Sunday, August 30, 2009

Lego Mindstorms NXT



A friend and I have lost our minds. Despite zero experience with First Lego League and Mindstorms programming, we're running a First Lego League team for our four children and another friend's 2 children. Thankfully we have a homeschooled teen who is Mindstorms crazy as a mentor for the robotics part of the tournament. I've spent the last week learning how to do and teach Mindstorms programming.

Since all 6 children are new to Mindstorms, I thought that I should spend some time with with each sibling team to bring them up to speed. I figured that it is easier to teach 2 kids rather than 6 kids at a time. Today we my children's turn. I must admit that I did not realize how time consuming this little exercise would be. We spent 5 hours on today's little project. I think that when I do this with the other sibling teams that I'll just concentrate on the programming and the thinking process being breaking the tasks down into their component parts. We'll use the already built robots. Most of the children in the team are Lego fanatics and have great experience building things with Legos. Their knowledge deficit is in programming.

I found a great book that we're working through that teaching the thought processes necessary to successfully design, build and program a robot. In case you are looking for something similar, I highly recommend Lego Mindstorms NXT: The Mayan Adventure . It's part of Apress' "Technology in Action" series.

The book tells the story of a young boy who accompanies his uncle on a Mayan archaeological dig and helps his uncle overcome seemingly insurmountable obstacles by designing and using Mindstorms robots.

At each obstacle, the author takes the children through the thinking required to design a robot and to design the programming. Then he teaches them how to do both.

We've just spent a fun morning designing and building a robot that navigates a tunnel full of turns, depresses a pressure plate and then returns to its starting point.

I highly recommend both Lego Mindstorms and The Mayan Adventure.

4 comments:

Lostcheerio said...

What a cool book! Way to make it into a narrative -- I love that! :) Ben and Shira look very proud.

gary said...

We started our homeschooled FLL team 4 years ago with 10 kids. The second year we opened it to other homeschoolers and 2 of the other dads coached a second team while 2 new dads stepped forward to coach a third!

Make sure you take advantage of all the FLL info and guidance on the web.

Verna & Randy said...

I have 4 homeschoolers that want to take part in the FLL competition. We had a very busy couple of months and are just now ready to start working on the challenge. I have no idea what the amount of time this will take. Can anyone give me an idea so I know if we should try and compete in this years challenge?

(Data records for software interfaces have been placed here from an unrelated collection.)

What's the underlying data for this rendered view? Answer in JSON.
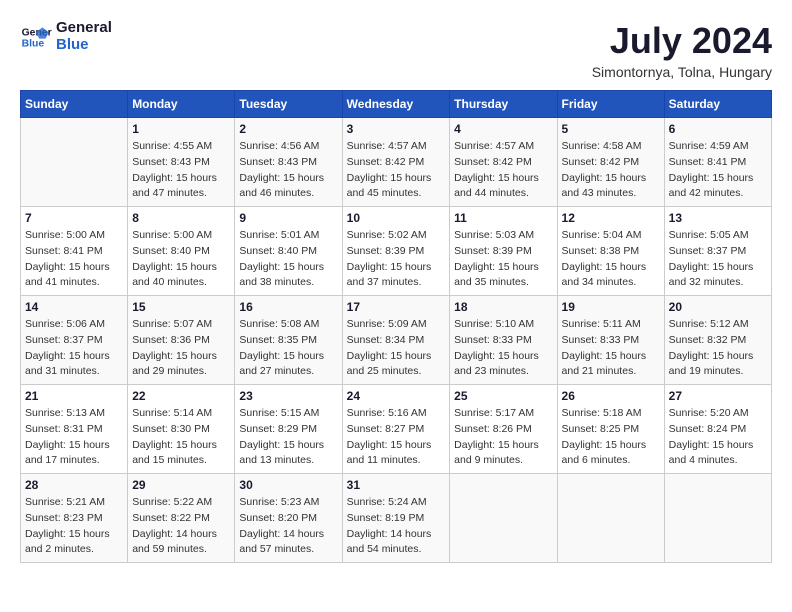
{
  "header": {
    "logo_line1": "General",
    "logo_line2": "Blue",
    "month_year": "July 2024",
    "location": "Simontornya, Tolna, Hungary"
  },
  "weekdays": [
    "Sunday",
    "Monday",
    "Tuesday",
    "Wednesday",
    "Thursday",
    "Friday",
    "Saturday"
  ],
  "weeks": [
    [
      {
        "day": "",
        "info": ""
      },
      {
        "day": "1",
        "info": "Sunrise: 4:55 AM\nSunset: 8:43 PM\nDaylight: 15 hours\nand 47 minutes."
      },
      {
        "day": "2",
        "info": "Sunrise: 4:56 AM\nSunset: 8:43 PM\nDaylight: 15 hours\nand 46 minutes."
      },
      {
        "day": "3",
        "info": "Sunrise: 4:57 AM\nSunset: 8:42 PM\nDaylight: 15 hours\nand 45 minutes."
      },
      {
        "day": "4",
        "info": "Sunrise: 4:57 AM\nSunset: 8:42 PM\nDaylight: 15 hours\nand 44 minutes."
      },
      {
        "day": "5",
        "info": "Sunrise: 4:58 AM\nSunset: 8:42 PM\nDaylight: 15 hours\nand 43 minutes."
      },
      {
        "day": "6",
        "info": "Sunrise: 4:59 AM\nSunset: 8:41 PM\nDaylight: 15 hours\nand 42 minutes."
      }
    ],
    [
      {
        "day": "7",
        "info": "Sunrise: 5:00 AM\nSunset: 8:41 PM\nDaylight: 15 hours\nand 41 minutes."
      },
      {
        "day": "8",
        "info": "Sunrise: 5:00 AM\nSunset: 8:40 PM\nDaylight: 15 hours\nand 40 minutes."
      },
      {
        "day": "9",
        "info": "Sunrise: 5:01 AM\nSunset: 8:40 PM\nDaylight: 15 hours\nand 38 minutes."
      },
      {
        "day": "10",
        "info": "Sunrise: 5:02 AM\nSunset: 8:39 PM\nDaylight: 15 hours\nand 37 minutes."
      },
      {
        "day": "11",
        "info": "Sunrise: 5:03 AM\nSunset: 8:39 PM\nDaylight: 15 hours\nand 35 minutes."
      },
      {
        "day": "12",
        "info": "Sunrise: 5:04 AM\nSunset: 8:38 PM\nDaylight: 15 hours\nand 34 minutes."
      },
      {
        "day": "13",
        "info": "Sunrise: 5:05 AM\nSunset: 8:37 PM\nDaylight: 15 hours\nand 32 minutes."
      }
    ],
    [
      {
        "day": "14",
        "info": "Sunrise: 5:06 AM\nSunset: 8:37 PM\nDaylight: 15 hours\nand 31 minutes."
      },
      {
        "day": "15",
        "info": "Sunrise: 5:07 AM\nSunset: 8:36 PM\nDaylight: 15 hours\nand 29 minutes."
      },
      {
        "day": "16",
        "info": "Sunrise: 5:08 AM\nSunset: 8:35 PM\nDaylight: 15 hours\nand 27 minutes."
      },
      {
        "day": "17",
        "info": "Sunrise: 5:09 AM\nSunset: 8:34 PM\nDaylight: 15 hours\nand 25 minutes."
      },
      {
        "day": "18",
        "info": "Sunrise: 5:10 AM\nSunset: 8:33 PM\nDaylight: 15 hours\nand 23 minutes."
      },
      {
        "day": "19",
        "info": "Sunrise: 5:11 AM\nSunset: 8:33 PM\nDaylight: 15 hours\nand 21 minutes."
      },
      {
        "day": "20",
        "info": "Sunrise: 5:12 AM\nSunset: 8:32 PM\nDaylight: 15 hours\nand 19 minutes."
      }
    ],
    [
      {
        "day": "21",
        "info": "Sunrise: 5:13 AM\nSunset: 8:31 PM\nDaylight: 15 hours\nand 17 minutes."
      },
      {
        "day": "22",
        "info": "Sunrise: 5:14 AM\nSunset: 8:30 PM\nDaylight: 15 hours\nand 15 minutes."
      },
      {
        "day": "23",
        "info": "Sunrise: 5:15 AM\nSunset: 8:29 PM\nDaylight: 15 hours\nand 13 minutes."
      },
      {
        "day": "24",
        "info": "Sunrise: 5:16 AM\nSunset: 8:27 PM\nDaylight: 15 hours\nand 11 minutes."
      },
      {
        "day": "25",
        "info": "Sunrise: 5:17 AM\nSunset: 8:26 PM\nDaylight: 15 hours\nand 9 minutes."
      },
      {
        "day": "26",
        "info": "Sunrise: 5:18 AM\nSunset: 8:25 PM\nDaylight: 15 hours\nand 6 minutes."
      },
      {
        "day": "27",
        "info": "Sunrise: 5:20 AM\nSunset: 8:24 PM\nDaylight: 15 hours\nand 4 minutes."
      }
    ],
    [
      {
        "day": "28",
        "info": "Sunrise: 5:21 AM\nSunset: 8:23 PM\nDaylight: 15 hours\nand 2 minutes."
      },
      {
        "day": "29",
        "info": "Sunrise: 5:22 AM\nSunset: 8:22 PM\nDaylight: 14 hours\nand 59 minutes."
      },
      {
        "day": "30",
        "info": "Sunrise: 5:23 AM\nSunset: 8:20 PM\nDaylight: 14 hours\nand 57 minutes."
      },
      {
        "day": "31",
        "info": "Sunrise: 5:24 AM\nSunset: 8:19 PM\nDaylight: 14 hours\nand 54 minutes."
      },
      {
        "day": "",
        "info": ""
      },
      {
        "day": "",
        "info": ""
      },
      {
        "day": "",
        "info": ""
      }
    ]
  ]
}
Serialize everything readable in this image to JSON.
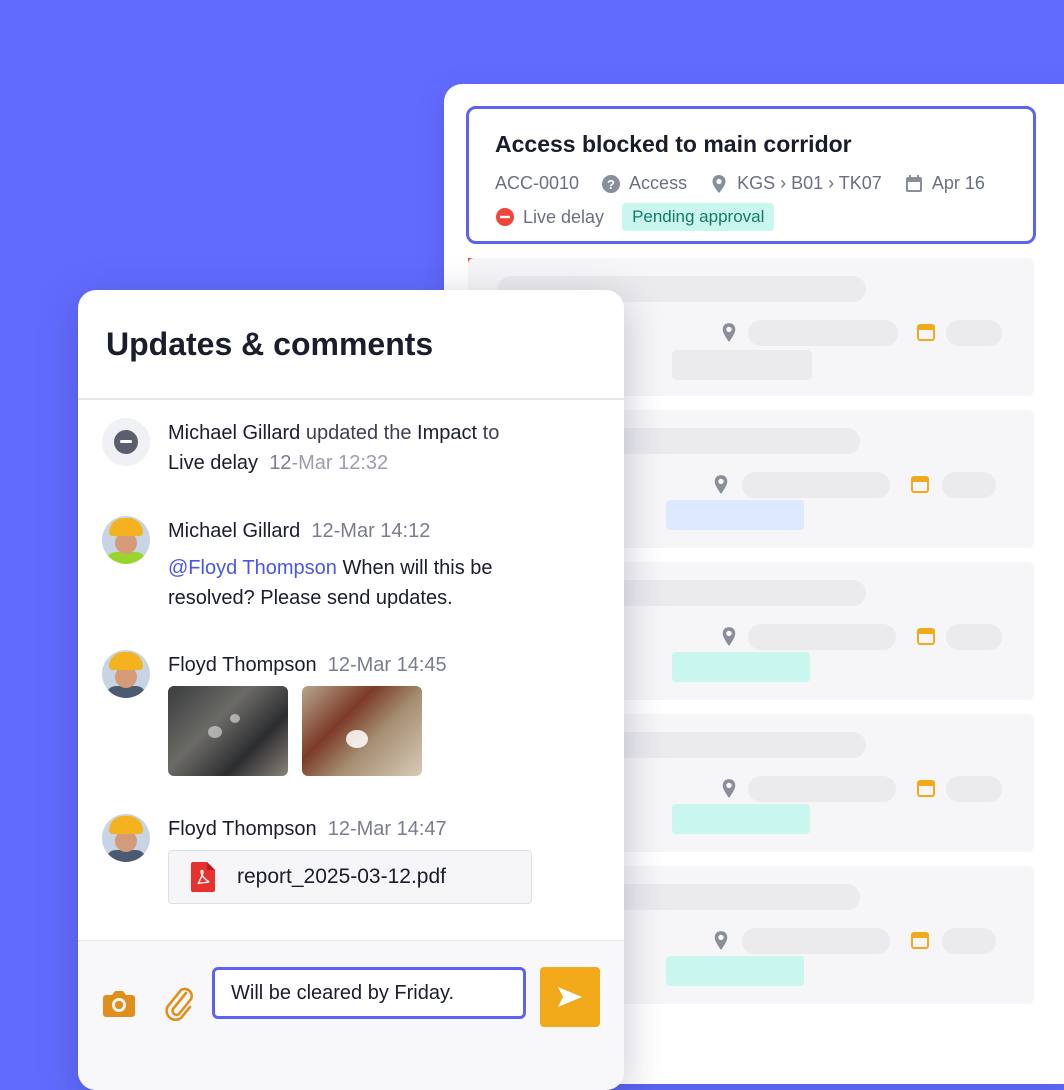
{
  "issue": {
    "title": "Access blocked to main corridor",
    "id": "ACC-0010",
    "category": "Access",
    "location": "KGS › B01 › TK07",
    "date": "Apr 16",
    "impact": "Live delay",
    "status": "Pending approval"
  },
  "comments_panel": {
    "title": "Updates & comments",
    "entries": [
      {
        "type": "system",
        "actor": "Michael Gillard",
        "action": "updated the",
        "field": "Impact",
        "to_word": "to",
        "value": "Live delay",
        "time_day": "12",
        "time_rest": "-Mar 12:32"
      },
      {
        "type": "comment",
        "author": "Michael Gillard",
        "time": "12-Mar 14:12",
        "mention": "@Floyd Thompson",
        "text_line1": "When will this be",
        "text_line2": "resolved? Please send updates."
      },
      {
        "type": "photos",
        "author": "Floyd Thompson",
        "time": "12-Mar 14:45"
      },
      {
        "type": "file",
        "author": "Floyd Thompson",
        "time": "12-Mar 14:47",
        "file_name": "report_2025-03-12.pdf"
      }
    ],
    "composer": {
      "value": "Will be cleared by Friday."
    }
  },
  "icons": {
    "category": "question-icon",
    "location": "pin-icon",
    "date": "calendar-icon",
    "impact": "minus-circle-icon",
    "camera": "camera-icon",
    "attach": "paperclip-icon",
    "send": "send-icon",
    "file": "pdf-icon"
  },
  "colors": {
    "background": "#616cff",
    "accent": "#5b63f0",
    "send_button": "#f2a91a",
    "pending_bg": "#c9f6ef",
    "live_delay": "#f0453a"
  }
}
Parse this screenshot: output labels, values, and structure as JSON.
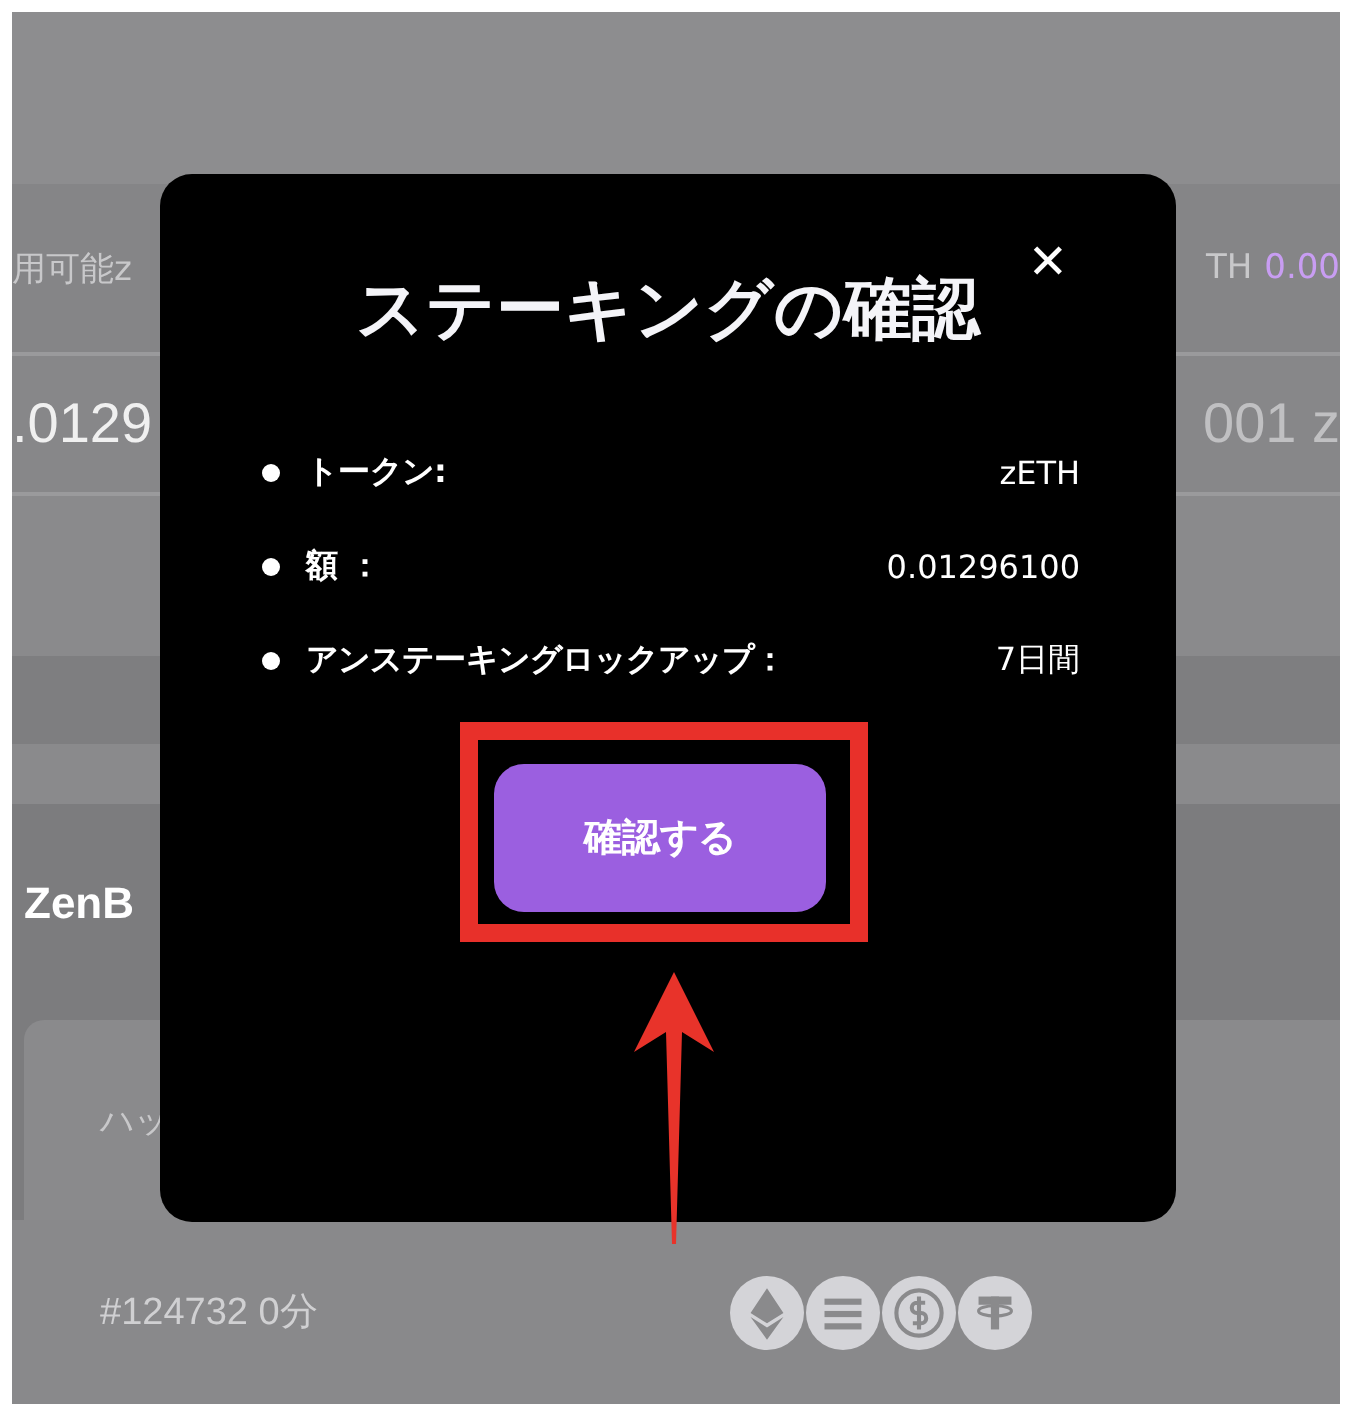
{
  "background": {
    "balance_label": "用可能z",
    "balance_unit": "TH",
    "balance_value": "0.00",
    "amount": ".0129",
    "amount_right": "001 z",
    "section_title": "ZenB",
    "card_label": "ハッ",
    "block": "#124732 0分",
    "coins": [
      {
        "kind": "eth"
      },
      {
        "kind": "sol"
      },
      {
        "kind": "usdc"
      },
      {
        "kind": "usdt"
      }
    ]
  },
  "dialog": {
    "title": "ステーキングの確認",
    "close": "✕",
    "rows": [
      {
        "label": "トークン:",
        "value": "zETH"
      },
      {
        "label": "額 ：",
        "value": "0.01296100"
      },
      {
        "label": "アンステーキングロックアップ：",
        "value": "7日間"
      }
    ],
    "confirm_button": "確認する"
  },
  "annotations": {
    "highlight_frame": true,
    "arrow": true
  }
}
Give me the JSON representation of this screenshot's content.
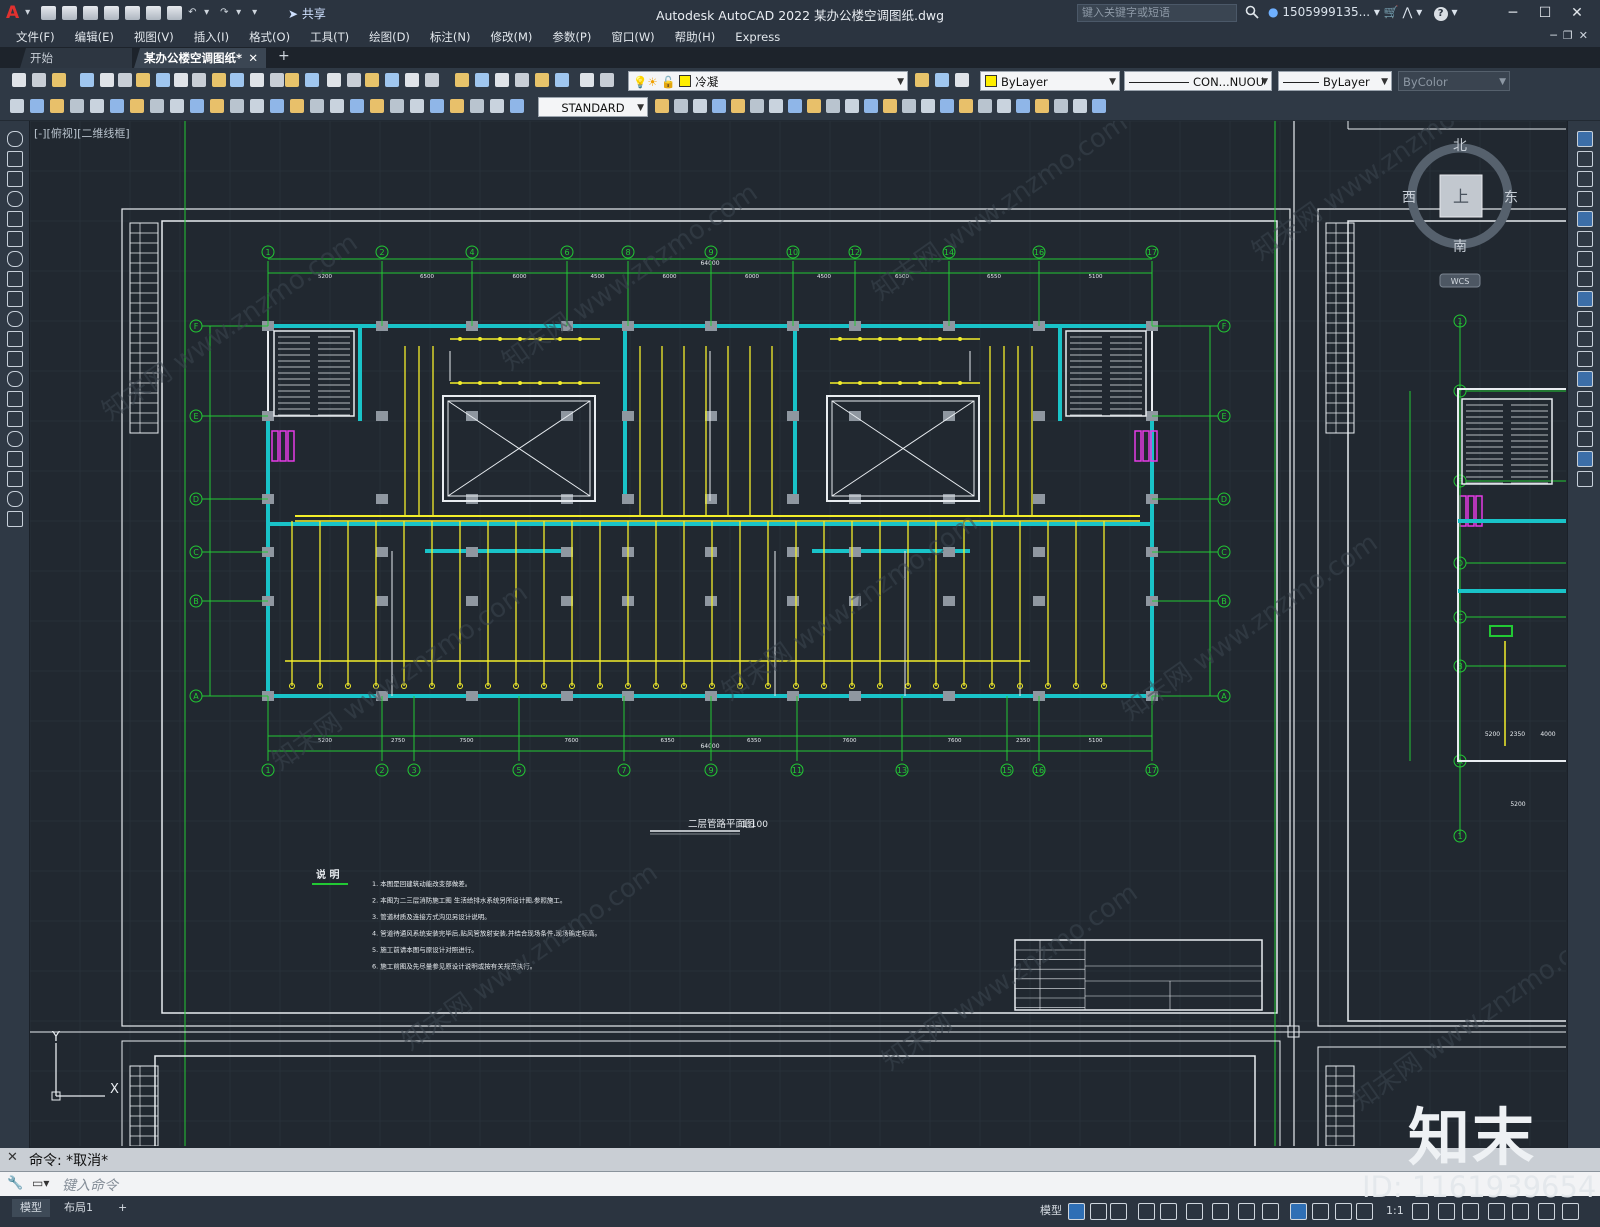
{
  "app": {
    "logo": "A",
    "title": "Autodesk AutoCAD 2022    某办公楼空调图纸.dwg",
    "share_label": "共享",
    "search_placeholder": "键入关键字或短语",
    "user": "1505999135...",
    "help": "?"
  },
  "menu": [
    "文件(F)",
    "编辑(E)",
    "视图(V)",
    "插入(I)",
    "格式(O)",
    "工具(T)",
    "绘图(D)",
    "标注(N)",
    "修改(M)",
    "参数(P)",
    "窗口(W)",
    "帮助(H)",
    "Express"
  ],
  "tabs": {
    "start": "开始",
    "drawing": "某办公楼空调图纸*",
    "close": "✕",
    "add": "+"
  },
  "toolbar": {
    "layer": "冷凝",
    "color": "ByLayer",
    "linetype": "CON...NUOU",
    "lineweight": "ByLayer",
    "plotstyle": "ByColor",
    "textstyle": "STANDARD",
    "layer_color": "#ffee00"
  },
  "canvas": {
    "view_label": "[-][俯视][二维线框]",
    "compass": {
      "n": "北",
      "s": "南",
      "e": "东",
      "w": "西",
      "top": "上",
      "wcs": "WCS"
    },
    "ucs": {
      "y": "Y",
      "x": "X"
    },
    "plan_title": "二层管路平面图",
    "plan_scale": "1:100",
    "notes_title": "说 明",
    "notes": [
      "1. 本图是回建筑动能改变部做差。",
      "2. 本图为二三层消防施工图 生活给排水系统另所设计图,参照施工。",
      "3. 管道材质及连接方式沟见另设计说明。",
      "4. 管道待通风系统安装完毕后,贴风管放射安装,并结合现场条件,现场确定标高。",
      "5. 施工前请本图与原设计对照进行。",
      "6. 施工前图及先尽量参见原设计说明或按有关规范执行。"
    ],
    "axes_top": [
      "1",
      "2",
      "4",
      "6",
      "8",
      "9",
      "10",
      "12",
      "14",
      "16",
      "17"
    ],
    "axes_bottom": [
      "1",
      "2",
      "3",
      "5",
      "7",
      "9",
      "11",
      "13",
      "15",
      "16",
      "17"
    ],
    "axes_left": [
      "F",
      "E",
      "D",
      "C",
      "B",
      "A"
    ],
    "dims_top": [
      "5200",
      "6500",
      "6000",
      "4500",
      "6000",
      "6000",
      "4500",
      "6500",
      "6550",
      "5100"
    ],
    "dims_bottom": [
      "5200",
      "2750",
      "7500",
      "7600",
      "6350",
      "6350",
      "7600",
      "7600",
      "2350",
      "5100"
    ],
    "overall_dim": "64000",
    "right_axes": [
      "1",
      "F",
      "E",
      "D",
      "C",
      "B",
      "A",
      "1"
    ],
    "right_dims": [
      "5200",
      "2350",
      "4000",
      "5200"
    ]
  },
  "command": {
    "history": "命令: *取消*",
    "placeholder": "键入命令"
  },
  "status": {
    "model_tab": "模型",
    "layout_tab": "布局1",
    "add": "+",
    "model_label": "模型",
    "scale": "1:1"
  },
  "watermark": {
    "logo": "知末",
    "id": "ID: 1161939654",
    "site": "知末网 www.znzmo.com"
  }
}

I don't want to spend money on registering for a qualifing event if it is not possible to be ready. I would like to know if the kids can work on it in 2-3 hour blocks a couple of times a week and realistically be ready within 8 to 10 meetings. We could always add a few more work sessions if needed, but if we need double the number we will not registrar for any competitions this year. (We are already spent the money and registered with FLL as a team and have all our Lego parts and set-up kit.)

bran said...

So how this adventure of being LEGO NXT coach turn out? As a new coach myself for this coming year, I feel like the blind leading the blind here. Any advise would be great. Websites you used would be helpful too ! Thanks- Brandy